■ WHAT IS REQUIRED ■
In the records that follow, find each line containing "JSON" and copy it.

■ EXERCISE INPUTS ■
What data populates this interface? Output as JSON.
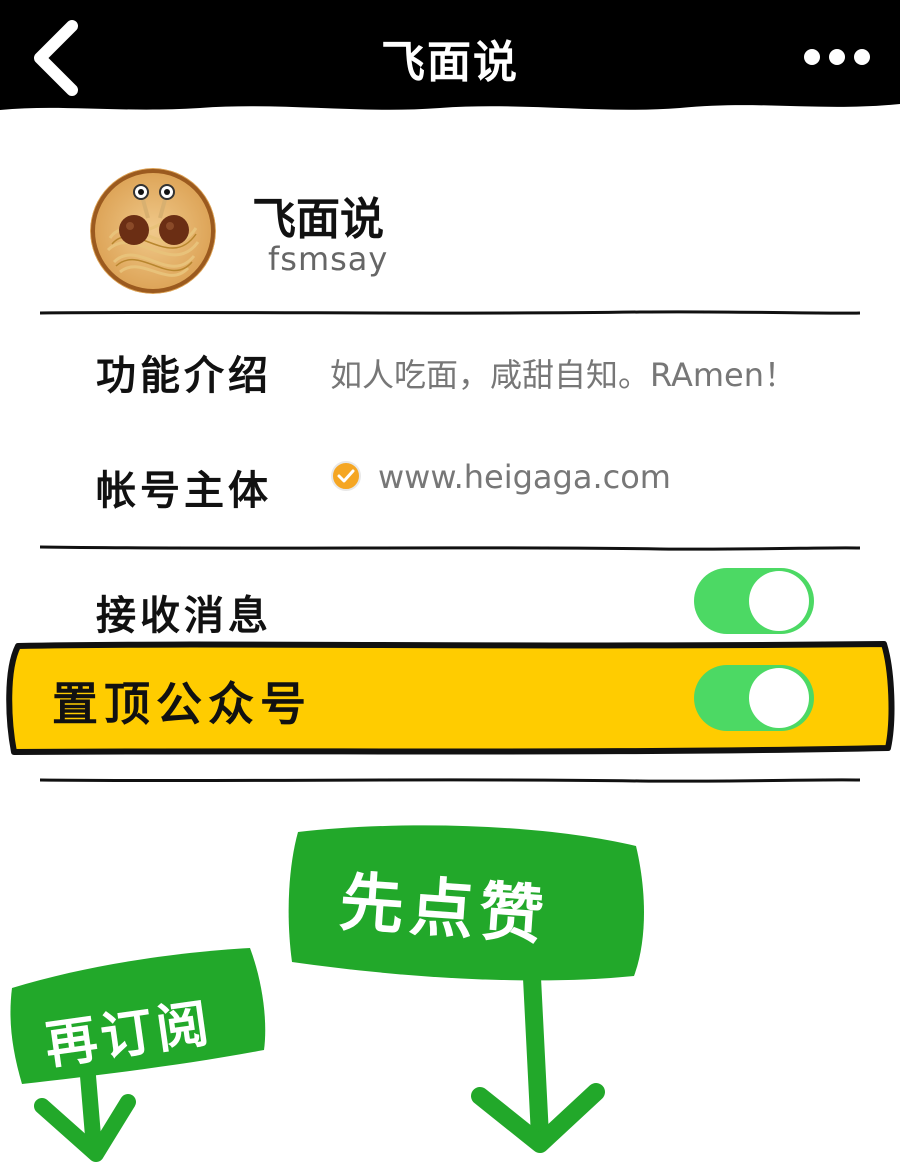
{
  "topbar": {
    "title": "飞面说",
    "back_icon": "chevron-left-icon",
    "more_icon": "ellipsis-icon"
  },
  "profile": {
    "name": "飞面说",
    "account_id": "fsmsay"
  },
  "info_rows": [
    {
      "label": "功能介绍",
      "value": "如人吃面，咸甜自知。RAmen！"
    },
    {
      "label": "帐号主体",
      "value": "www.heigaga.com"
    }
  ],
  "settings": {
    "receive_messages": {
      "label": "接收消息",
      "on": true
    },
    "pin_account": {
      "label": "置顶公众号",
      "on": true
    }
  },
  "callouts": {
    "like": "先点赞",
    "subscribe": "再订阅"
  },
  "colors": {
    "bar": "#000000",
    "toggle_on": "#4cd964",
    "highlight": "#ffcc00",
    "sign_green": "#22a82a",
    "verified": "#f5a623"
  }
}
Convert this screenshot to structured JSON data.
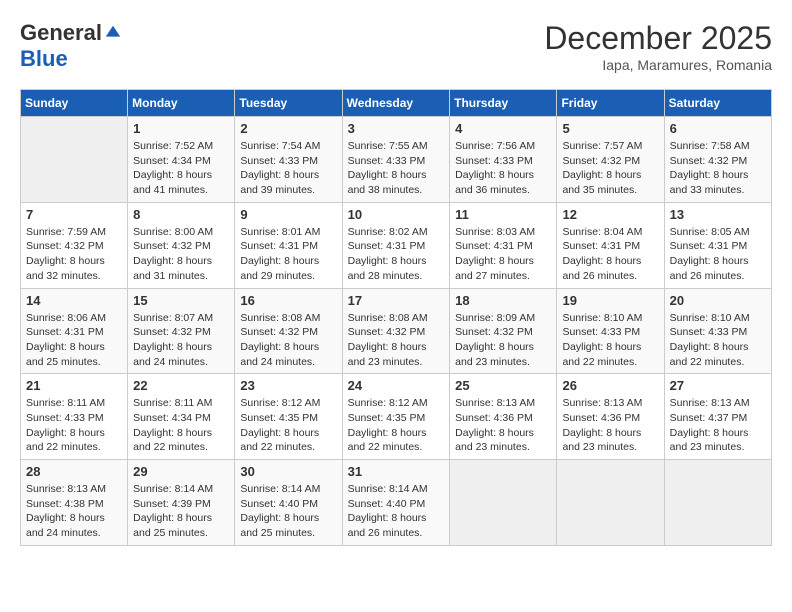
{
  "logo": {
    "general": "General",
    "blue": "Blue"
  },
  "title": "December 2025",
  "subtitle": "Iapa, Maramures, Romania",
  "days_of_week": [
    "Sunday",
    "Monday",
    "Tuesday",
    "Wednesday",
    "Thursday",
    "Friday",
    "Saturday"
  ],
  "weeks": [
    [
      {
        "day": "",
        "sunrise": "",
        "sunset": "",
        "daylight": ""
      },
      {
        "day": "1",
        "sunrise": "Sunrise: 7:52 AM",
        "sunset": "Sunset: 4:34 PM",
        "daylight": "Daylight: 8 hours and 41 minutes."
      },
      {
        "day": "2",
        "sunrise": "Sunrise: 7:54 AM",
        "sunset": "Sunset: 4:33 PM",
        "daylight": "Daylight: 8 hours and 39 minutes."
      },
      {
        "day": "3",
        "sunrise": "Sunrise: 7:55 AM",
        "sunset": "Sunset: 4:33 PM",
        "daylight": "Daylight: 8 hours and 38 minutes."
      },
      {
        "day": "4",
        "sunrise": "Sunrise: 7:56 AM",
        "sunset": "Sunset: 4:33 PM",
        "daylight": "Daylight: 8 hours and 36 minutes."
      },
      {
        "day": "5",
        "sunrise": "Sunrise: 7:57 AM",
        "sunset": "Sunset: 4:32 PM",
        "daylight": "Daylight: 8 hours and 35 minutes."
      },
      {
        "day": "6",
        "sunrise": "Sunrise: 7:58 AM",
        "sunset": "Sunset: 4:32 PM",
        "daylight": "Daylight: 8 hours and 33 minutes."
      }
    ],
    [
      {
        "day": "7",
        "sunrise": "Sunrise: 7:59 AM",
        "sunset": "Sunset: 4:32 PM",
        "daylight": "Daylight: 8 hours and 32 minutes."
      },
      {
        "day": "8",
        "sunrise": "Sunrise: 8:00 AM",
        "sunset": "Sunset: 4:32 PM",
        "daylight": "Daylight: 8 hours and 31 minutes."
      },
      {
        "day": "9",
        "sunrise": "Sunrise: 8:01 AM",
        "sunset": "Sunset: 4:31 PM",
        "daylight": "Daylight: 8 hours and 29 minutes."
      },
      {
        "day": "10",
        "sunrise": "Sunrise: 8:02 AM",
        "sunset": "Sunset: 4:31 PM",
        "daylight": "Daylight: 8 hours and 28 minutes."
      },
      {
        "day": "11",
        "sunrise": "Sunrise: 8:03 AM",
        "sunset": "Sunset: 4:31 PM",
        "daylight": "Daylight: 8 hours and 27 minutes."
      },
      {
        "day": "12",
        "sunrise": "Sunrise: 8:04 AM",
        "sunset": "Sunset: 4:31 PM",
        "daylight": "Daylight: 8 hours and 26 minutes."
      },
      {
        "day": "13",
        "sunrise": "Sunrise: 8:05 AM",
        "sunset": "Sunset: 4:31 PM",
        "daylight": "Daylight: 8 hours and 26 minutes."
      }
    ],
    [
      {
        "day": "14",
        "sunrise": "Sunrise: 8:06 AM",
        "sunset": "Sunset: 4:31 PM",
        "daylight": "Daylight: 8 hours and 25 minutes."
      },
      {
        "day": "15",
        "sunrise": "Sunrise: 8:07 AM",
        "sunset": "Sunset: 4:32 PM",
        "daylight": "Daylight: 8 hours and 24 minutes."
      },
      {
        "day": "16",
        "sunrise": "Sunrise: 8:08 AM",
        "sunset": "Sunset: 4:32 PM",
        "daylight": "Daylight: 8 hours and 24 minutes."
      },
      {
        "day": "17",
        "sunrise": "Sunrise: 8:08 AM",
        "sunset": "Sunset: 4:32 PM",
        "daylight": "Daylight: 8 hours and 23 minutes."
      },
      {
        "day": "18",
        "sunrise": "Sunrise: 8:09 AM",
        "sunset": "Sunset: 4:32 PM",
        "daylight": "Daylight: 8 hours and 23 minutes."
      },
      {
        "day": "19",
        "sunrise": "Sunrise: 8:10 AM",
        "sunset": "Sunset: 4:33 PM",
        "daylight": "Daylight: 8 hours and 22 minutes."
      },
      {
        "day": "20",
        "sunrise": "Sunrise: 8:10 AM",
        "sunset": "Sunset: 4:33 PM",
        "daylight": "Daylight: 8 hours and 22 minutes."
      }
    ],
    [
      {
        "day": "21",
        "sunrise": "Sunrise: 8:11 AM",
        "sunset": "Sunset: 4:33 PM",
        "daylight": "Daylight: 8 hours and 22 minutes."
      },
      {
        "day": "22",
        "sunrise": "Sunrise: 8:11 AM",
        "sunset": "Sunset: 4:34 PM",
        "daylight": "Daylight: 8 hours and 22 minutes."
      },
      {
        "day": "23",
        "sunrise": "Sunrise: 8:12 AM",
        "sunset": "Sunset: 4:35 PM",
        "daylight": "Daylight: 8 hours and 22 minutes."
      },
      {
        "day": "24",
        "sunrise": "Sunrise: 8:12 AM",
        "sunset": "Sunset: 4:35 PM",
        "daylight": "Daylight: 8 hours and 22 minutes."
      },
      {
        "day": "25",
        "sunrise": "Sunrise: 8:13 AM",
        "sunset": "Sunset: 4:36 PM",
        "daylight": "Daylight: 8 hours and 23 minutes."
      },
      {
        "day": "26",
        "sunrise": "Sunrise: 8:13 AM",
        "sunset": "Sunset: 4:36 PM",
        "daylight": "Daylight: 8 hours and 23 minutes."
      },
      {
        "day": "27",
        "sunrise": "Sunrise: 8:13 AM",
        "sunset": "Sunset: 4:37 PM",
        "daylight": "Daylight: 8 hours and 23 minutes."
      }
    ],
    [
      {
        "day": "28",
        "sunrise": "Sunrise: 8:13 AM",
        "sunset": "Sunset: 4:38 PM",
        "daylight": "Daylight: 8 hours and 24 minutes."
      },
      {
        "day": "29",
        "sunrise": "Sunrise: 8:14 AM",
        "sunset": "Sunset: 4:39 PM",
        "daylight": "Daylight: 8 hours and 25 minutes."
      },
      {
        "day": "30",
        "sunrise": "Sunrise: 8:14 AM",
        "sunset": "Sunset: 4:40 PM",
        "daylight": "Daylight: 8 hours and 25 minutes."
      },
      {
        "day": "31",
        "sunrise": "Sunrise: 8:14 AM",
        "sunset": "Sunset: 4:40 PM",
        "daylight": "Daylight: 8 hours and 26 minutes."
      },
      {
        "day": "",
        "sunrise": "",
        "sunset": "",
        "daylight": ""
      },
      {
        "day": "",
        "sunrise": "",
        "sunset": "",
        "daylight": ""
      },
      {
        "day": "",
        "sunrise": "",
        "sunset": "",
        "daylight": ""
      }
    ]
  ]
}
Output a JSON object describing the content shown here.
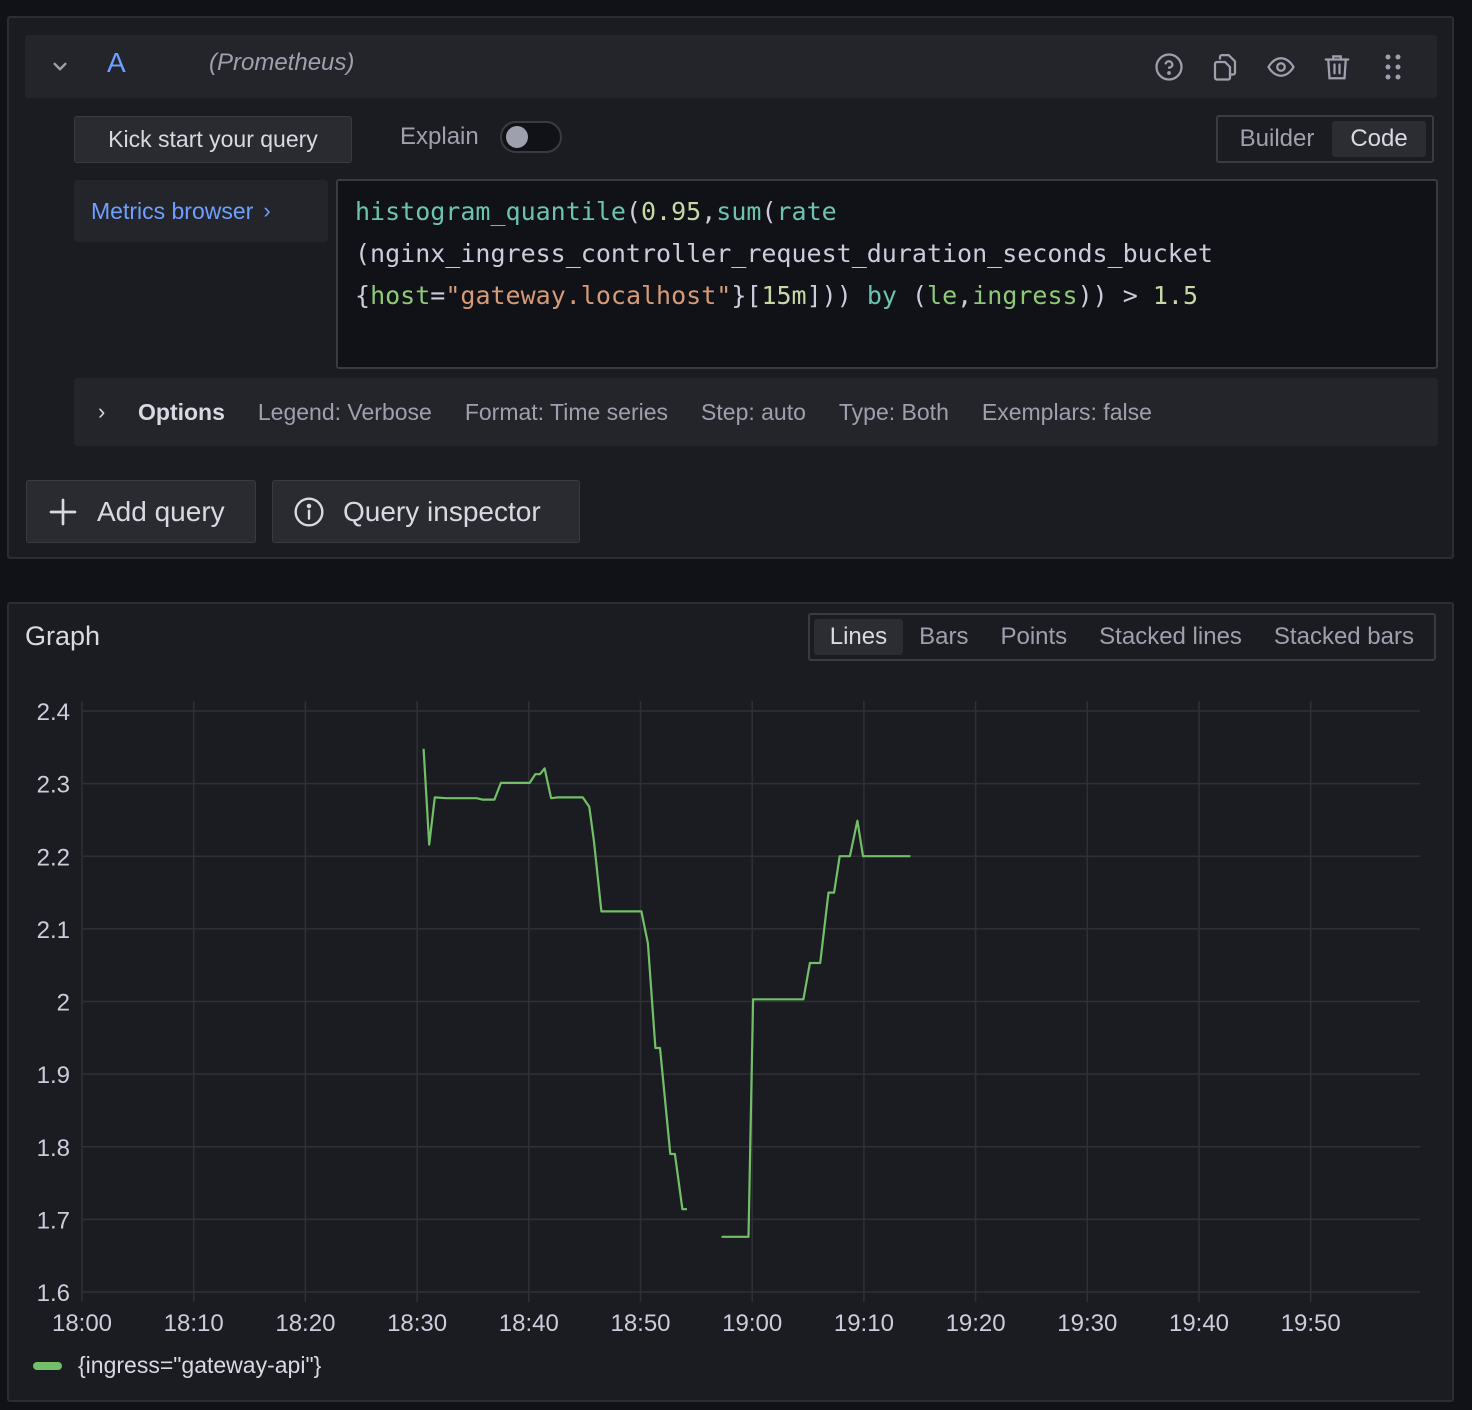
{
  "query": {
    "ref_id": "A",
    "datasource": "(Prometheus)",
    "header_icons": [
      "help-icon",
      "copy-icon",
      "eye-icon",
      "trash-icon",
      "drag-handle-icon"
    ],
    "kick_start_label": "Kick start your query",
    "explain_label": "Explain",
    "explain_enabled": false,
    "modes": [
      "Builder",
      "Code"
    ],
    "active_mode": "Code",
    "metrics_browser_label": "Metrics browser",
    "code_lines": [
      [
        {
          "t": "histogram_quantile",
          "c": "fn"
        },
        {
          "t": "(",
          "c": "punc"
        },
        {
          "t": "0.95",
          "c": "num"
        },
        {
          "t": ",",
          "c": "punc"
        },
        {
          "t": "sum",
          "c": "fn"
        },
        {
          "t": "(",
          "c": "punc"
        },
        {
          "t": "rate",
          "c": "fn"
        }
      ],
      [
        {
          "t": "(nginx_ingress_controller_request_duration_seconds_bucket",
          "c": "punc"
        }
      ],
      [
        {
          "t": "{",
          "c": "punc"
        },
        {
          "t": "host",
          "c": "label"
        },
        {
          "t": "=",
          "c": "punc"
        },
        {
          "t": "\"gateway.localhost\"",
          "c": "str"
        },
        {
          "t": "}",
          "c": "punc"
        },
        {
          "t": "[",
          "c": "punc"
        },
        {
          "t": "15m",
          "c": "num"
        },
        {
          "t": "])) ",
          "c": "punc"
        },
        {
          "t": "by",
          "c": "kw"
        },
        {
          "t": " (",
          "c": "punc"
        },
        {
          "t": "le",
          "c": "label"
        },
        {
          "t": ",",
          "c": "punc"
        },
        {
          "t": "ingress",
          "c": "label"
        },
        {
          "t": ")) > ",
          "c": "punc"
        },
        {
          "t": "1.5",
          "c": "num"
        }
      ]
    ],
    "options": {
      "title": "Options",
      "items": [
        "Legend: Verbose",
        "Format: Time series",
        "Step: auto",
        "Type: Both",
        "Exemplars: false"
      ]
    }
  },
  "actions": {
    "add_query": "Add query",
    "query_inspector": "Query inspector"
  },
  "graph": {
    "title": "Graph",
    "types": [
      "Lines",
      "Bars",
      "Points",
      "Stacked lines",
      "Stacked bars"
    ],
    "active_type": "Lines"
  },
  "chart_data": {
    "type": "line",
    "title": "Graph",
    "xlabel": "",
    "ylabel": "",
    "x_ticks": [
      "18:00",
      "18:10",
      "18:20",
      "18:30",
      "18:40",
      "18:50",
      "19:00",
      "19:10",
      "19:20",
      "19:30",
      "19:40",
      "19:50"
    ],
    "x_range_minutes_after_1800": [
      0,
      120
    ],
    "y_ticks": [
      2.4,
      2.3,
      2.2,
      2.1,
      2,
      1.9,
      1.8,
      1.7,
      1.6
    ],
    "ylim": [
      1.6,
      2.4
    ],
    "grid": true,
    "legend_position": "bottom-left",
    "series": [
      {
        "name": "{ingress=\"gateway-api\"}",
        "color": "#73bf69",
        "segments": [
          [
            {
              "x": "18:30:35",
              "y": 2.348
            },
            {
              "x": "18:31:05",
              "y": 2.216
            },
            {
              "x": "18:31:35",
              "y": 2.281
            },
            {
              "x": "18:32:35",
              "y": 2.28
            },
            {
              "x": "18:35:20",
              "y": 2.28
            },
            {
              "x": "18:35:50",
              "y": 2.278
            },
            {
              "x": "18:36:55",
              "y": 2.278
            },
            {
              "x": "18:37:30",
              "y": 2.301
            },
            {
              "x": "18:40:05",
              "y": 2.301
            },
            {
              "x": "18:40:35",
              "y": 2.313
            },
            {
              "x": "18:41:00",
              "y": 2.313
            },
            {
              "x": "18:41:25",
              "y": 2.321
            },
            {
              "x": "18:42:00",
              "y": 2.28
            },
            {
              "x": "18:42:35",
              "y": 2.281
            },
            {
              "x": "18:44:50",
              "y": 2.281
            },
            {
              "x": "18:45:25",
              "y": 2.268
            },
            {
              "x": "18:45:50",
              "y": 2.22
            },
            {
              "x": "18:46:30",
              "y": 2.124
            },
            {
              "x": "18:50:05",
              "y": 2.124
            },
            {
              "x": "18:50:40",
              "y": 2.08
            },
            {
              "x": "18:51:20",
              "y": 1.936
            },
            {
              "x": "18:51:45",
              "y": 1.936
            },
            {
              "x": "18:52:40",
              "y": 1.79
            },
            {
              "x": "18:53:05",
              "y": 1.79
            },
            {
              "x": "18:53:45",
              "y": 1.714
            },
            {
              "x": "18:54:10",
              "y": 1.714
            }
          ],
          [
            {
              "x": "18:57:15",
              "y": 1.676
            },
            {
              "x": "18:59:40",
              "y": 1.676
            },
            {
              "x": "19:00:05",
              "y": 2.003
            },
            {
              "x": "19:04:35",
              "y": 2.003
            },
            {
              "x": "19:05:10",
              "y": 2.053
            },
            {
              "x": "19:06:05",
              "y": 2.053
            },
            {
              "x": "19:06:50",
              "y": 2.15
            },
            {
              "x": "19:07:20",
              "y": 2.15
            },
            {
              "x": "19:07:50",
              "y": 2.2
            },
            {
              "x": "19:08:45",
              "y": 2.2
            },
            {
              "x": "19:09:25",
              "y": 2.249
            },
            {
              "x": "19:09:55",
              "y": 2.2
            },
            {
              "x": "19:14:10",
              "y": 2.2
            }
          ]
        ]
      }
    ]
  }
}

■ ANSWER SPACE ■
What data populates this interface? Output as JSON.
Convert this screenshot to structured JSON data.
Output a JSON object describing the content shown here.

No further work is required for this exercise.